[Web page and app entries]
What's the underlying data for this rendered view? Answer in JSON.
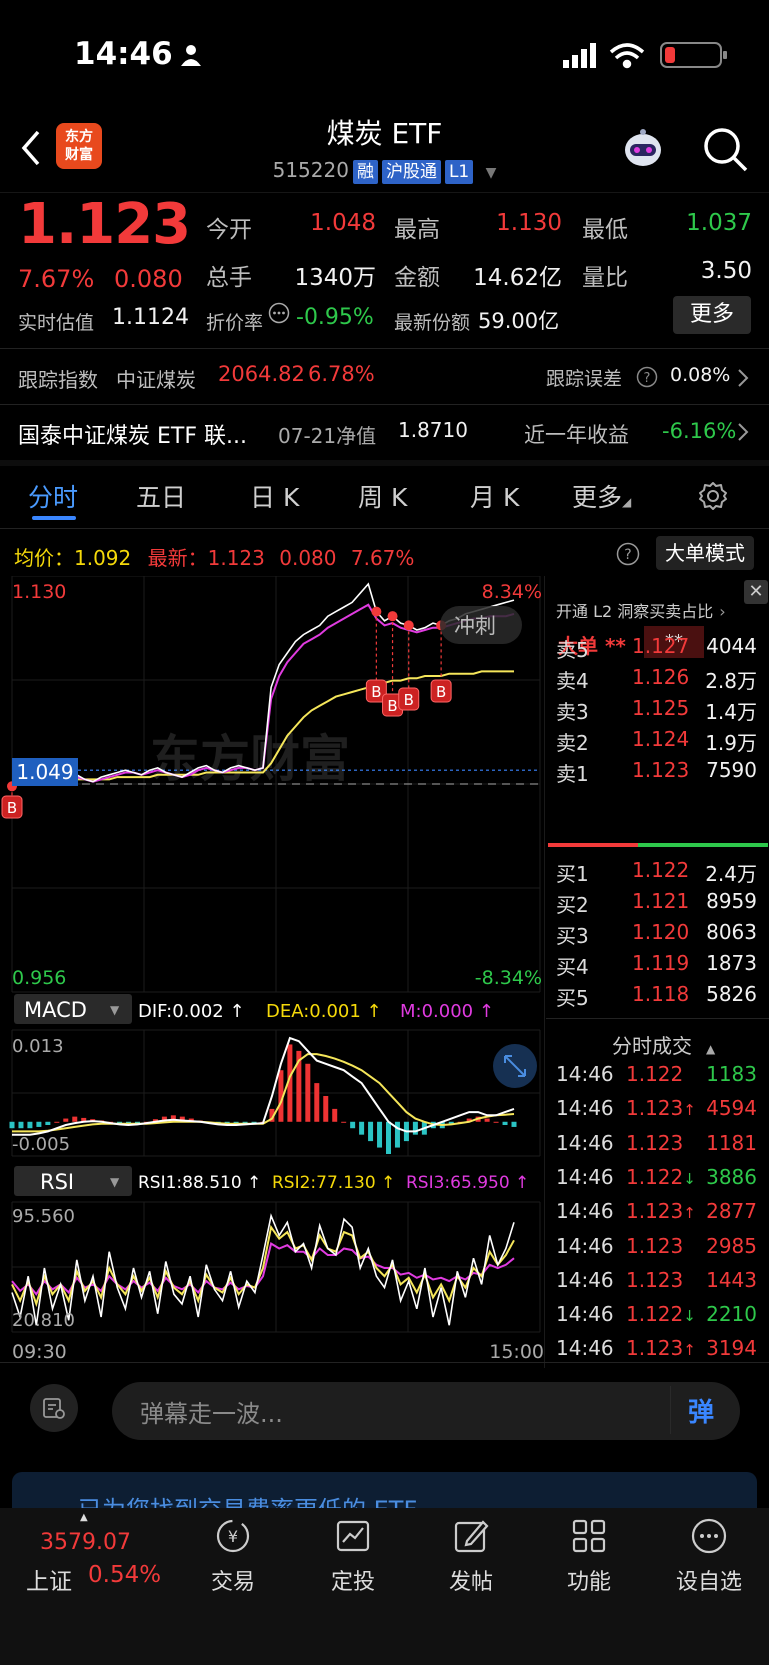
{
  "status": {
    "time": "14:46"
  },
  "header": {
    "logo": "东方\n财富",
    "title": "煤炭 ETF",
    "code": "515220",
    "tags": [
      "融",
      "沪股通",
      "L1"
    ]
  },
  "quote": {
    "price": "1.123",
    "pct": "7.67%",
    "change": "0.080",
    "open_label": "今开",
    "open": "1.048",
    "high_label": "最高",
    "high": "1.130",
    "low_label": "最低",
    "low": "1.037",
    "volume_label": "总手",
    "volume": "1340万",
    "amount_label": "金额",
    "amount": "14.62亿",
    "ratio_label": "量比",
    "ratio": "3.50",
    "est_label": "实时估值",
    "est": "1.1124",
    "premium_label": "折价率",
    "premium": "-0.95%",
    "shares_label": "最新份额",
    "shares": "59.00亿",
    "more_label": "更多"
  },
  "tracking": {
    "label": "跟踪指数",
    "index": "中证煤炭",
    "value": "2064.82",
    "pct": "6.78%",
    "error_label": "跟踪误差",
    "error": "0.08%"
  },
  "fund": {
    "name": "国泰中证煤炭 ETF 联...",
    "date": "07-21净值",
    "nav": "1.8710",
    "return_label": "近一年收益",
    "return": "-6.16%"
  },
  "tabs": [
    "分时",
    "五日",
    "日 K",
    "周 K",
    "月 K",
    "更多"
  ],
  "avg": {
    "avg_label": "均价：",
    "avg": "1.092",
    "latest_label": "最新：",
    "latest": "1.123",
    "chg": "0.080",
    "pct": "7.67%",
    "big_order": "大单模式"
  },
  "chart_data": [
    {
      "type": "line",
      "x_start": "09:30",
      "x_end": "15:00",
      "ylim": [
        0.956,
        1.13
      ],
      "y_top_label": "1.130",
      "y_bottom_label": "0.956",
      "pct_top": "8.34%",
      "pct_bottom": "-8.34%",
      "cursor_label": "1.049",
      "pre_close": 1.043,
      "annotation": "冲刺",
      "watermark": "东方财富",
      "series": [
        {
          "color": "#ffffff",
          "values": [
            1.042,
            1.045,
            1.046,
            1.044,
            1.043,
            1.045,
            1.044,
            1.046,
            1.047,
            1.045,
            1.044,
            1.046,
            1.047,
            1.048,
            1.049,
            1.048,
            1.047,
            1.049,
            1.05,
            1.048,
            1.047,
            1.046,
            1.048,
            1.05,
            1.051,
            1.049,
            1.048,
            1.05,
            1.051,
            1.05,
            1.049,
            1.05,
            1.085,
            1.095,
            1.1,
            1.105,
            1.108,
            1.11,
            1.112,
            1.116,
            1.118,
            1.12,
            1.122,
            1.126,
            1.13,
            1.118,
            1.114,
            1.116,
            1.113,
            1.112,
            1.11,
            1.111,
            1.113,
            1.112,
            1.114,
            1.115,
            1.117,
            1.118,
            1.119,
            1.12,
            1.121,
            1.122,
            1.123
          ]
        },
        {
          "color": "#e03be0",
          "values": [
            1.043,
            1.044,
            1.045,
            1.044,
            1.043,
            1.044,
            1.044,
            1.045,
            1.046,
            1.045,
            1.044,
            1.045,
            1.046,
            1.047,
            1.048,
            1.048,
            1.047,
            1.048,
            1.049,
            1.048,
            1.047,
            1.046,
            1.047,
            1.049,
            1.05,
            1.049,
            1.048,
            1.049,
            1.05,
            1.05,
            1.049,
            1.05,
            1.08,
            1.09,
            1.096,
            1.1,
            1.104,
            1.106,
            1.108,
            1.111,
            1.113,
            1.115,
            1.117,
            1.119,
            1.121,
            1.115,
            1.112,
            1.113,
            1.111,
            1.11,
            1.109,
            1.11,
            1.111,
            1.111,
            1.112,
            1.113,
            1.114,
            1.115,
            1.115,
            1.116,
            1.116,
            1.116,
            1.117
          ]
        },
        {
          "color": "#f5e65a",
          "values": [
            1.043,
            1.044,
            1.044,
            1.044,
            1.044,
            1.044,
            1.044,
            1.045,
            1.045,
            1.045,
            1.045,
            1.045,
            1.045,
            1.046,
            1.046,
            1.046,
            1.046,
            1.046,
            1.047,
            1.047,
            1.047,
            1.047,
            1.047,
            1.047,
            1.048,
            1.048,
            1.048,
            1.048,
            1.048,
            1.048,
            1.048,
            1.048,
            1.052,
            1.058,
            1.064,
            1.068,
            1.072,
            1.075,
            1.077,
            1.079,
            1.081,
            1.082,
            1.083,
            1.084,
            1.085,
            1.086,
            1.087,
            1.088,
            1.088,
            1.089,
            1.089,
            1.09,
            1.09,
            1.09,
            1.091,
            1.091,
            1.091,
            1.091,
            1.092,
            1.092,
            1.092,
            1.092,
            1.092
          ]
        }
      ],
      "markers": [
        {
          "label": "B",
          "index": 0
        },
        {
          "label": "B",
          "index": 45
        },
        {
          "label": "B",
          "index": 47
        },
        {
          "label": "B",
          "index": 49
        },
        {
          "label": "B",
          "index": 53
        }
      ]
    },
    {
      "type": "bar",
      "title": "MACD",
      "legend": [
        "DIF:0.002 ↑",
        "DEA:0.001 ↑",
        "M:0.000 ↑"
      ],
      "ylim": [
        -0.005,
        0.013
      ],
      "y_top_label": "0.013",
      "y_bottom_label": "-0.005",
      "hist": [
        -0.001,
        -0.001,
        -0.001,
        -0.0008,
        -0.0005,
        0,
        0.0005,
        0.0008,
        0.0006,
        0.0004,
        0.0002,
        0,
        -0.0002,
        -0.0004,
        -0.0003,
        0,
        0.0004,
        0.0008,
        0.001,
        0.0008,
        0.0005,
        0.0002,
        0,
        -0.0002,
        -0.0004,
        -0.0004,
        -0.0003,
        -0.0002,
        0,
        0.002,
        0.008,
        0.012,
        0.011,
        0.009,
        0.006,
        0.004,
        0.002,
        0,
        -0.001,
        -0.002,
        -0.003,
        -0.004,
        -0.005,
        -0.004,
        -0.003,
        -0.002,
        -0.002,
        -0.001,
        -0.001,
        -0.0005,
        0,
        0.0005,
        0.0008,
        0.0005,
        0,
        -0.0005,
        -0.0008
      ],
      "dif": [
        -0.002,
        -0.002,
        -0.002,
        -0.0018,
        -0.0015,
        -0.001,
        -0.0005,
        -0.0002,
        0,
        0.0001,
        0,
        -0.0002,
        -0.0004,
        -0.0005,
        -0.0004,
        -0.0002,
        0,
        0.0002,
        0.0003,
        0.0002,
        0.0001,
        0,
        -0.0002,
        -0.0004,
        -0.0005,
        -0.0005,
        -0.0004,
        -0.0003,
        -0.0002,
        0.004,
        0.009,
        0.013,
        0.0125,
        0.011,
        0.0095,
        0.009,
        0.0085,
        0.008,
        0.007,
        0.006,
        0.004,
        0.002,
        0,
        -0.001,
        -0.0015,
        -0.0015,
        -0.001,
        -0.0005,
        0,
        0.0005,
        0.001,
        0.0015,
        0.0015,
        0.001,
        0.001,
        0.0015,
        0.002
      ],
      "dea": [
        -0.0015,
        -0.0015,
        -0.0015,
        -0.0015,
        -0.0014,
        -0.0012,
        -0.001,
        -0.0008,
        -0.0006,
        -0.0004,
        -0.0003,
        -0.0003,
        -0.0003,
        -0.0003,
        -0.0003,
        -0.0003,
        -0.0002,
        -0.0001,
        0,
        0,
        0,
        0,
        -0.0001,
        -0.0002,
        -0.0003,
        -0.0003,
        -0.0003,
        -0.0003,
        -0.0003,
        0.0005,
        0.003,
        0.007,
        0.0095,
        0.0105,
        0.0105,
        0.0102,
        0.0098,
        0.0093,
        0.0087,
        0.008,
        0.007,
        0.006,
        0.0045,
        0.003,
        0.0015,
        0.0005,
        0,
        -0.0004,
        -0.0005,
        -0.0004,
        -0.0002,
        0,
        0.0005,
        0.0008,
        0.001,
        0.0011,
        0.0012
      ]
    },
    {
      "type": "line",
      "title": "RSI",
      "legend": [
        "RSI1:88.510 ↑",
        "RSI2:77.130 ↑",
        "RSI3:65.950 ↑"
      ],
      "ylim": [
        20.81,
        95.56
      ],
      "y_top_label": "95.560",
      "y_bottom_label": "20.810",
      "x_start": "09:30",
      "x_end": "15:00",
      "rsi1": [
        45,
        30,
        55,
        25,
        60,
        35,
        50,
        28,
        65,
        40,
        55,
        30,
        70,
        48,
        35,
        60,
        42,
        58,
        32,
        64,
        44,
        38,
        55,
        30,
        62,
        47,
        40,
        58,
        36,
        52,
        45,
        68,
        92,
        80,
        88,
        70,
        75,
        60,
        86,
        72,
        68,
        90,
        85,
        60,
        72,
        55,
        48,
        65,
        40,
        52,
        35,
        60,
        30,
        48,
        25,
        58,
        42,
        66,
        50,
        80,
        62,
        72,
        88
      ],
      "rsi2": [
        50,
        40,
        52,
        38,
        55,
        44,
        50,
        40,
        58,
        46,
        52,
        42,
        60,
        50,
        44,
        55,
        46,
        54,
        42,
        58,
        48,
        44,
        52,
        40,
        56,
        48,
        45,
        54,
        44,
        50,
        48,
        60,
        85,
        78,
        82,
        72,
        74,
        65,
        80,
        72,
        70,
        82,
        80,
        66,
        70,
        60,
        55,
        62,
        50,
        54,
        45,
        56,
        42,
        50,
        40,
        55,
        48,
        60,
        55,
        70,
        62,
        68,
        77
      ],
      "rsi3": [
        52,
        46,
        50,
        44,
        52,
        47,
        50,
        45,
        54,
        48,
        50,
        46,
        55,
        50,
        47,
        52,
        48,
        51,
        46,
        54,
        49,
        47,
        50,
        45,
        52,
        48,
        47,
        51,
        47,
        49,
        48,
        55,
        75,
        72,
        74,
        70,
        70,
        66,
        72,
        68,
        68,
        72,
        71,
        66,
        67,
        62,
        60,
        60,
        56,
        57,
        54,
        56,
        53,
        54,
        52,
        55,
        53,
        57,
        56,
        62,
        60,
        62,
        66
      ]
    }
  ],
  "order_book": {
    "title": "开通 L2 洞察买卖占比",
    "big_label": "大单",
    "big_val1": "**",
    "big_val2": "**",
    "sell": [
      {
        "label": "卖5",
        "price": "1.127",
        "vol": "4044"
      },
      {
        "label": "卖4",
        "price": "1.126",
        "vol": "2.8万"
      },
      {
        "label": "卖3",
        "price": "1.125",
        "vol": "1.4万"
      },
      {
        "label": "卖2",
        "price": "1.124",
        "vol": "1.9万"
      },
      {
        "label": "卖1",
        "price": "1.123",
        "vol": "7590"
      }
    ],
    "buy": [
      {
        "label": "买1",
        "price": "1.122",
        "vol": "2.4万"
      },
      {
        "label": "买2",
        "price": "1.121",
        "vol": "8959"
      },
      {
        "label": "买3",
        "price": "1.120",
        "vol": "8063"
      },
      {
        "label": "买4",
        "price": "1.119",
        "vol": "1873"
      },
      {
        "label": "买5",
        "price": "1.118",
        "vol": "5826"
      }
    ]
  },
  "ticks": {
    "title": "分时成交",
    "rows": [
      {
        "time": "14:46",
        "price": "1.122",
        "arrow": "",
        "vol": "1183",
        "price_color": "red",
        "vol_color": "green"
      },
      {
        "time": "14:46",
        "price": "1.123",
        "arrow": "↑",
        "vol": "4594",
        "price_color": "red",
        "vol_color": "red"
      },
      {
        "time": "14:46",
        "price": "1.123",
        "arrow": "",
        "vol": "1181",
        "price_color": "red",
        "vol_color": "red"
      },
      {
        "time": "14:46",
        "price": "1.122",
        "arrow": "↓",
        "vol": "3886",
        "price_color": "red",
        "vol_color": "green"
      },
      {
        "time": "14:46",
        "price": "1.123",
        "arrow": "↑",
        "vol": "2877",
        "price_color": "red",
        "vol_color": "red"
      },
      {
        "time": "14:46",
        "price": "1.123",
        "arrow": "",
        "vol": "2985",
        "price_color": "red",
        "vol_color": "red"
      },
      {
        "time": "14:46",
        "price": "1.123",
        "arrow": "",
        "vol": "1443",
        "price_color": "red",
        "vol_color": "red"
      },
      {
        "time": "14:46",
        "price": "1.122",
        "arrow": "↓",
        "vol": "2210",
        "price_color": "red",
        "vol_color": "green"
      },
      {
        "time": "14:46",
        "price": "1.123",
        "arrow": "↑",
        "vol": "3194",
        "price_color": "red",
        "vol_color": "red"
      }
    ]
  },
  "danmaku": {
    "placeholder": "弹幕走一波...",
    "send": "弹"
  },
  "banner": {
    "text": "已为您找到交易费率更低的 ETF"
  },
  "navbar": {
    "index_value": "3579.07",
    "index_name": "上证",
    "index_pct": "0.54%",
    "items": [
      "交易",
      "定投",
      "发帖",
      "功能",
      "设自选"
    ]
  },
  "colors": {
    "red": "#f23a3a",
    "green": "#2ec84b",
    "accent": "#3a86ff",
    "price_line": "#ffffff",
    "avg_line": "#f5e65a",
    "magenta": "#e03be0"
  }
}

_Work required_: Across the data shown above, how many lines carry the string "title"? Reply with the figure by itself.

_The answer_: 5